My first observation is that there are really *three* types of
exceptions: bad arguments, programming errors, and "expected
problems". The distinction between the first and the second isn't
always clear, but in theory it is possible, and in practice often
desirable, to protect your code against bad arguments. E.g. if an
argument must be a non-empty list of strings, a few straightforward
type checks can verify this. Against programming errors, there is no
defense (if you knew one, you'd be busy becoming filthy rich by
selling it and you wouldn't be reading this :-), and one would hope
that these indeed result in a program crash. Try..finally is for
essential clean-up and state-saving operations in such cases.
Now the expected problems. Try statements are clumsy and have the
disadvantages mentioned in earlier mails. Suppose we introduce a new
built-in object type, the "letter bomb", and a new operator,
"attempt(expression, list_of_exceptions)". (There's a problem with the
parser here so it can't be called "try()".) Attempt() evaluates the
expression and returns its value, if all went well. If the expression
raise an exception that is not in the list of exceptions, it raises
this exception. If the expression raises an exception that is in the
list of exceptions, attempt() does not raise an exception but instead
returns a letter bomb. Through a simple type comparison the receiver
of the value can test whether the resulting value is a letter bomb or
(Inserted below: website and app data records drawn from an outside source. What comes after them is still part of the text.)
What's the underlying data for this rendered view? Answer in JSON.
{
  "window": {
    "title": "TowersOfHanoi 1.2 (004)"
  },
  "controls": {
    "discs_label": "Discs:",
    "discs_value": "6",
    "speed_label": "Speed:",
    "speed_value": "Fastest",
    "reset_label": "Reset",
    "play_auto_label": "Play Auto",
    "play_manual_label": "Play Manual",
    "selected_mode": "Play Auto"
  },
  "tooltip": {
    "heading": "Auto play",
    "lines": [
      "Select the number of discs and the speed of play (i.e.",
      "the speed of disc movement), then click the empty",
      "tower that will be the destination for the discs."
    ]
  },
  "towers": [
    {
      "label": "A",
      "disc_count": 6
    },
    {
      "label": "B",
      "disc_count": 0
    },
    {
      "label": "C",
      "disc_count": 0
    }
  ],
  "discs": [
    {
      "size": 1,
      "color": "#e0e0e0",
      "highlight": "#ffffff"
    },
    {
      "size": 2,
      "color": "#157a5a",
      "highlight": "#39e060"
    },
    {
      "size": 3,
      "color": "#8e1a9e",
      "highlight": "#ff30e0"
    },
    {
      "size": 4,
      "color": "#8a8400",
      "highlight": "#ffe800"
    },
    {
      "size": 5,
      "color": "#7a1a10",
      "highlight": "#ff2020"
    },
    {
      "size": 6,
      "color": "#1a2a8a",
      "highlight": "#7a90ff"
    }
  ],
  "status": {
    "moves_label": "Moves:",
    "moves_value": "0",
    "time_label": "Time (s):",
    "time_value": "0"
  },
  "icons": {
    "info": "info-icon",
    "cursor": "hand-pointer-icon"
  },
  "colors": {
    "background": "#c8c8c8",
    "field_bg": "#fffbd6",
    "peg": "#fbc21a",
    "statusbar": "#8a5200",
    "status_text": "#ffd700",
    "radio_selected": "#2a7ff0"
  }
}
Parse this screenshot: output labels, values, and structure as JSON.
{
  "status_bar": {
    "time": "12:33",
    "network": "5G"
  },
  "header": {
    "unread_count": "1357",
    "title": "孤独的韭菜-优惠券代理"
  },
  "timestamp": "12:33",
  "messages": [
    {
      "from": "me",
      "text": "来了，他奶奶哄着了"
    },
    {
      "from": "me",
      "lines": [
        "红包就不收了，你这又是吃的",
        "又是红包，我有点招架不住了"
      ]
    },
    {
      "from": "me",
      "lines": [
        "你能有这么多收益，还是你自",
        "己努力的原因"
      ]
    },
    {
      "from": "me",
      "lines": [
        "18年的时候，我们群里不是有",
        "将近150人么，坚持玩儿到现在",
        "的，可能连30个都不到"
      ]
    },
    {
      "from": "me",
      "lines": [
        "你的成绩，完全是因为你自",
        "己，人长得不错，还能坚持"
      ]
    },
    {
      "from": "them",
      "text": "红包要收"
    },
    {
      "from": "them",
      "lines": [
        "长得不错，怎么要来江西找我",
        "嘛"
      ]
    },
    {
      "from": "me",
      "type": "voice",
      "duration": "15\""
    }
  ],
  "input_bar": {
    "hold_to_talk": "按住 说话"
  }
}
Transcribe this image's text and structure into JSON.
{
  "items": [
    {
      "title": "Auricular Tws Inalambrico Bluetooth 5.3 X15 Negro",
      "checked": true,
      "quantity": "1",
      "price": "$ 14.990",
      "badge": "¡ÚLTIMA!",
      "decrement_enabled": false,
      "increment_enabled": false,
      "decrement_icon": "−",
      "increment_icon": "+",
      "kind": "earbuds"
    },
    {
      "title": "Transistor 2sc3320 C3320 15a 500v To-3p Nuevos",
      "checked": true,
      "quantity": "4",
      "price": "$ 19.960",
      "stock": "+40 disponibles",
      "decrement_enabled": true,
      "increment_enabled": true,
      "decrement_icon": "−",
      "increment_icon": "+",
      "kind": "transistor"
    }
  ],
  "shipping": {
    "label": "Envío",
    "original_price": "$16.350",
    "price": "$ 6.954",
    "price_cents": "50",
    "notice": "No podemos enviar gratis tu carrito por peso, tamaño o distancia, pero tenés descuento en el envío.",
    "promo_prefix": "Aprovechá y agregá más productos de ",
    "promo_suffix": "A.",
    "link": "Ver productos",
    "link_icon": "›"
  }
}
not. If it is one, the only valid operations are to extract the
exception type and value from it. This must be possible in order to
print a decent error message, e.g. in the case of "file: cannot open".
filename = attempt(sys.argv, IndexError)
print 'usage: cat filename'
f = attempt(open(filename, 'r'), IOError)
print filename + ': cannot open:', filename.exc_value
Using a bomb in another way, e.g. calling f.read() when f is a bomb,
will raise an error appropriate to misuse of a general object (e.g.
AttributeError) -- not the original exception. This is logical, since
you can only get a bomb object when you ask for it (user-defined
functions are still required to raise exception, not to return
bombs!), and in that case you should handle it very carefully!
This doen't mean that I don't like the try...except...else... idea; in
fact I like that as well (and it's easier to implement :-), but the
letter bomb idea may have a different application area. Note that if
the first argument of attempt() is a bomb, it is returned unchanged,
so it is possible to make nested attempts.
Implementation note: the parser has to recognize attempt as a keyword,
since this is a "special form" (for you crypto-lispers :-) which
evaluates its first argument only after it has been called.
Regarding Jaap's idea of restarting operations: I'm afraid this is
totally unrealistic, and only rarely can exceptional situations be
mended in a useful way anyway. E.g. if list[i] fails because i is
beyond the length of the list, a mending routine might want to patch
either i or list, but neither option is realistic. In any case it
would require a complete overhaul of all the implementation aspects of
exceptions, which isn't likely to happen (well, maybe when Doug Moen
gets around to implementing Python++ :-).
PS Jack receive credit for coming up with the letter bomb idea, but
the name is mine. I guess us Python types have a somewhat anarchistic
sense of humor. :-)
--Guido van Rossum, CWI, Amsterdam <Guido.van.Rossum@cwi.nl>